#### Problem
Quote all entries in full, exactly.

#### Source data

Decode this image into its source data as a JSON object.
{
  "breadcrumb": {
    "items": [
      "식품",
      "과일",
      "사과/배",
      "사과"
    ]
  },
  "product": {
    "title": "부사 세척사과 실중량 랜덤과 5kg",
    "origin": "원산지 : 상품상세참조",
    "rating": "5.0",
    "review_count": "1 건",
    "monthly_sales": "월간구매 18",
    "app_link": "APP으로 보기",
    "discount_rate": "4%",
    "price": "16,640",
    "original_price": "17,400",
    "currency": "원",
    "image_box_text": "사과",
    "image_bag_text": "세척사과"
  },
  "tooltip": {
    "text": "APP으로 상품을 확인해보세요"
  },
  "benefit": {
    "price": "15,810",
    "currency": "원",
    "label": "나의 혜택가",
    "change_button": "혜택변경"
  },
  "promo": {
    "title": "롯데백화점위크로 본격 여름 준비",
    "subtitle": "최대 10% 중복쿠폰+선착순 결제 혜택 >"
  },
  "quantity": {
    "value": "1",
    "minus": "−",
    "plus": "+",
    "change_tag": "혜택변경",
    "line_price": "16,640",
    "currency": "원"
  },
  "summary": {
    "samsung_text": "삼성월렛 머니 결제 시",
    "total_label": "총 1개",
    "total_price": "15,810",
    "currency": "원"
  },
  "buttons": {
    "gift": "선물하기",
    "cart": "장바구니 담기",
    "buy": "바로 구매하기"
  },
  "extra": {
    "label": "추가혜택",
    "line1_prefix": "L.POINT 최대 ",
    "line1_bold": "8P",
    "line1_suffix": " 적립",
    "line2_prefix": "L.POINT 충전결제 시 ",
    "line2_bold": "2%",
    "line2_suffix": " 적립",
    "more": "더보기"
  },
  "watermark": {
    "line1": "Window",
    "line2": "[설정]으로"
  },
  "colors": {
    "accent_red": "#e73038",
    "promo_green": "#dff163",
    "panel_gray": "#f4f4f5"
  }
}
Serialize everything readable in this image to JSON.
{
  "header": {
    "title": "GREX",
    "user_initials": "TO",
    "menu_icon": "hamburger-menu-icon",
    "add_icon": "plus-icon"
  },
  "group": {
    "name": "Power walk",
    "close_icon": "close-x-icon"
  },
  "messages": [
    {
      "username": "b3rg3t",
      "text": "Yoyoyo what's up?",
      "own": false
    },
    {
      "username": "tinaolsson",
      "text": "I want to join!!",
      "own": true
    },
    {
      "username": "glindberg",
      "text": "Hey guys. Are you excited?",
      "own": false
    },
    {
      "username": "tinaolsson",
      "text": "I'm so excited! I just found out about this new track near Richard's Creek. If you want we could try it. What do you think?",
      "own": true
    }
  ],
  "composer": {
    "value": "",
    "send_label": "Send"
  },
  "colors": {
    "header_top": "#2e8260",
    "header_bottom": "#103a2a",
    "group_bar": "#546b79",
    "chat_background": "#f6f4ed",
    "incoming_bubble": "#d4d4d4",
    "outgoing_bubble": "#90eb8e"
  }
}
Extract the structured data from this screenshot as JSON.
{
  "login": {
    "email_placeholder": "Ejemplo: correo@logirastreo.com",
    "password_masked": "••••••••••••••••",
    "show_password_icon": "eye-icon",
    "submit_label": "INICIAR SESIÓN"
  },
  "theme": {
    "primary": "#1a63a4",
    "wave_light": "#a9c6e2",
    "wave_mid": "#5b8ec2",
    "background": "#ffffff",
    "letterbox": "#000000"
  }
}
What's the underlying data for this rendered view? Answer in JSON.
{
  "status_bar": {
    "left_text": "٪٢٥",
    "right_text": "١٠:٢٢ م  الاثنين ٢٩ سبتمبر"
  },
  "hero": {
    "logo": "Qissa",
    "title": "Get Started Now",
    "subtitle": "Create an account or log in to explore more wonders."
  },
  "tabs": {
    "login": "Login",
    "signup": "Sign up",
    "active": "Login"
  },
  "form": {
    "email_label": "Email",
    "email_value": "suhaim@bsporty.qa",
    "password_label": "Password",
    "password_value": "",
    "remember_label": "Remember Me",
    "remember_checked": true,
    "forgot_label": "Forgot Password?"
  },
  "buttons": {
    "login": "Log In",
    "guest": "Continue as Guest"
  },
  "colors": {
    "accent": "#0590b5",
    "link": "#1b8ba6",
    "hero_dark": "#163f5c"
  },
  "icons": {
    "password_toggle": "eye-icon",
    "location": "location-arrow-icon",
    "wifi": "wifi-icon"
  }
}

#### Exercise response
Decode this image into its source data as a JSON object.
{
  "breadcrumb": {
    "items": [
      "식품",
      "과일",
      "사과/배",
      "사과"
    ]
  },
  "product": {
    "title": "부사 세척사과 실중량 랜덤과 5kg",
    "origin": "원산지 : 상품상세참조",
    "rating": "5.0",
    "review_count": "1 건",
    "monthly_sales": "월간구매 18",
    "app_link": "APP으로 보기",
    "discount_rate": "4%",
    "price": "16,640",
    "original_price": "17,400",
    "currency": "원",
    "image_box_text": "사과",
    "image_bag_text": "세척사과"
  },
  "tooltip": {
    "text": "APP으로 상품을 확인해보세요"
  },
  "benefit": {
    "price": "15,810",
    "currency": "원",
    "label": "나의 혜택가",
    "change_button": "혜택변경"
  },
  "promo": {
    "title": "롯데백화점위크로 본격 여름 준비",
    "subtitle": "최대 10% 중복쿠폰+선착순 결제 혜택 >"
  },
  "quantity": {
    "value": "1",
    "minus": "−",
    "plus": "+",
    "change_tag": "혜택변경",
    "line_price": "16,640",
    "currency": "원"
  },
  "summary": {
    "samsung_text": "삼성월렛 머니 결제 시",
    "total_label": "총 1개",
    "total_price": "15,810",
    "currency": "원"
  },
  "buttons": {
    "gift": "선물하기",
    "cart": "장바구니 담기",
    "buy": "바로 구매하기"
  },
  "extra": {
    "label": "추가혜택",
    "line1_prefix": "L.POINT 최대 ",
    "line1_bold": "8P",
    "line1_suffix": " 적립",
    "line2_prefix": "L.POINT 충전결제 시 ",
    "line2_bold": "2%",
    "line2_suffix": " 적립",
    "more": "더보기"
  },
  "watermark": {
    "line1": "Window",
    "line2": "[설정]으로"
  },
  "colors": {
    "accent_red": "#e73038",
    "promo_green": "#dff163",
    "panel_gray": "#f4f4f5"
  }
}
Serialize everything readable in this image to JSON.
{
  "header": {
    "title": "GREX",
    "user_initials": "TO",
    "menu_icon": "hamburger-menu-icon",
    "add_icon": "plus-icon"
  },
  "group": {
    "name": "Power walk",
    "close_icon": "close-x-icon"
  },
  "messages": [
    {
      "username": "b3rg3t",
      "text": "Yoyoyo what's up?",
      "own": false
    },
    {
      "username": "tinaolsson",
      "text": "I want to join!!",
      "own": true
    },
    {
      "username": "glindberg",
      "text": "Hey guys. Are you excited?",
      "own": false
    },
    {
      "username": "tinaolsson",
      "text": "I'm so excited! I just found out about this new track near Richard's Creek. If you want we could try it. What do you think?",
      "own": true
    }
  ],
  "composer": {
    "value": "",
    "send_label": "Send"
  },
  "colors": {
    "header_top": "#2e8260",
    "header_bottom": "#103a2a",
    "group_bar": "#546b79",
    "chat_background": "#f6f4ed",
    "incoming_bubble": "#d4d4d4",
    "outgoing_bubble": "#90eb8e"
  }
}
Extract the structured data from this screenshot as JSON.
{
  "login": {
    "email_placeholder": "Ejemplo: correo@logirastreo.com",
    "password_masked": "••••••••••••••••",
    "show_password_icon": "eye-icon",
    "submit_label": "INICIAR SESIÓN"
  },
  "theme": {
    "primary": "#1a63a4",
    "wave_light": "#a9c6e2",
    "wave_mid": "#5b8ec2",
    "background": "#ffffff",
    "letterbox": "#000000"
  }
}
What's the underlying data for this rendered view? Answer in JSON.
{
  "status_bar": {
    "left_text": "٪٢٥",
    "right_text": "١٠:٢٢ م  الاثنين ٢٩ سبتمبر"
  },
  "hero": {
    "logo": "Qissa",
    "title": "Get Started Now",
    "subtitle": "Create an account or log in to explore more wonders."
  },
  "tabs": {
    "login": "Login",
    "signup": "Sign up",
    "active": "Login"
  },
  "form": {
    "email_label": "Email",
    "email_value": "suhaim@bsporty.qa",
    "password_label": "Password",
    "password_value": "",
    "remember_label": "Remember Me",
    "remember_checked": true,
    "forgot_label": "Forgot Password?"
  },
  "buttons": {
    "login": "Log In",
    "guest": "Continue as Guest"
  },
  "colors": {
    "accent": "#0590b5",
    "link": "#1b8ba6",
    "hero_dark": "#163f5c"
  },
  "icons": {
    "password_toggle": "eye-icon",
    "location": "location-arrow-icon",
    "wifi": "wifi-icon"
  }
}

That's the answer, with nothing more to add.